When parents start talking to me about college, they often mention that they’ve been haranguing their kids about applying for private scholarships.
It happened again on Wednesday night before I gave a talk at High Tech High in San Diego, which is where my son is a junior. A mother expressed frustration that her teenage son wasn’t prowling for free cash.
I could appreciate her frustration since it’s not easy for me to motivate my own 16-year-old (and that’s an understatement) , but I told her that I think the focus on private scholarships is largely misplaced.
The average outside scholarship, according to the latest figures, is worth less than $2,000. And typically these scholarships, whether a teenager snags one from the Rotary Club, a union, a community foundation or some other organization, aren’t renewable. I don’t have to tell you that $2,000 isn’t going to go far.
Rather than spend inordinate amounts of time chasing private scholarships, which roughly 7% of students receive, I’d argue that kids should devote those extra hours to earning stellar grades.
Here’s why: Most of the big bucks for college come from the institutions themselves. And the best way that students can ensure that they snag some of this serious cash is to boost their GPA and class rank. When colleges and universities are deciding who will earn the biggest aid packages, it’s a student’s GPA which is the biggest factor.
In fact, I’d suggest that the best way that teenagers can help pay for college during these scary economic times is to simply become more studious.
You can learn dozens of ways to shrink the cost of a bachelor’s degree by reading The College Solution and checking out my blog archives.
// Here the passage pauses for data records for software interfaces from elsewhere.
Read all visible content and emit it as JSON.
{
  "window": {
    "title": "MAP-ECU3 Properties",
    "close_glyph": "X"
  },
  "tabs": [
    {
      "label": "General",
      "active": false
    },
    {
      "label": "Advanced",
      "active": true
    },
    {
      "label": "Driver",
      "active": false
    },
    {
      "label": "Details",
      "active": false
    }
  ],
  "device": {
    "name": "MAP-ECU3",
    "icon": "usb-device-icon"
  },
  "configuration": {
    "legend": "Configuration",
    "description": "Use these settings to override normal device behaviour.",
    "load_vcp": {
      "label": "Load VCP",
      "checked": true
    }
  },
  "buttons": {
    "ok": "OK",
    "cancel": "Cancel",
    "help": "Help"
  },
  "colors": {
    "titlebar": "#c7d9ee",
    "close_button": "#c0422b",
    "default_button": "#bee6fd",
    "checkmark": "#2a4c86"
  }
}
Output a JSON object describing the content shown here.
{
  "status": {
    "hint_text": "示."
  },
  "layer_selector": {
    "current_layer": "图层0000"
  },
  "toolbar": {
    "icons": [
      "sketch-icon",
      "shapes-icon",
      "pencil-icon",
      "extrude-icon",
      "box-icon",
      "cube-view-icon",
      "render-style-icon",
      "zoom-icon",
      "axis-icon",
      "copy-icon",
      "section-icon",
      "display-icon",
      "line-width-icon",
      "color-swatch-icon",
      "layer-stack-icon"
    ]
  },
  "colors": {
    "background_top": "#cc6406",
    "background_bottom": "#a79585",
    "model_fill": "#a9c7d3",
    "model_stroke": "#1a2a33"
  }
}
You can learn even more by visiting my second college blog at CBSMoneyWatch.com.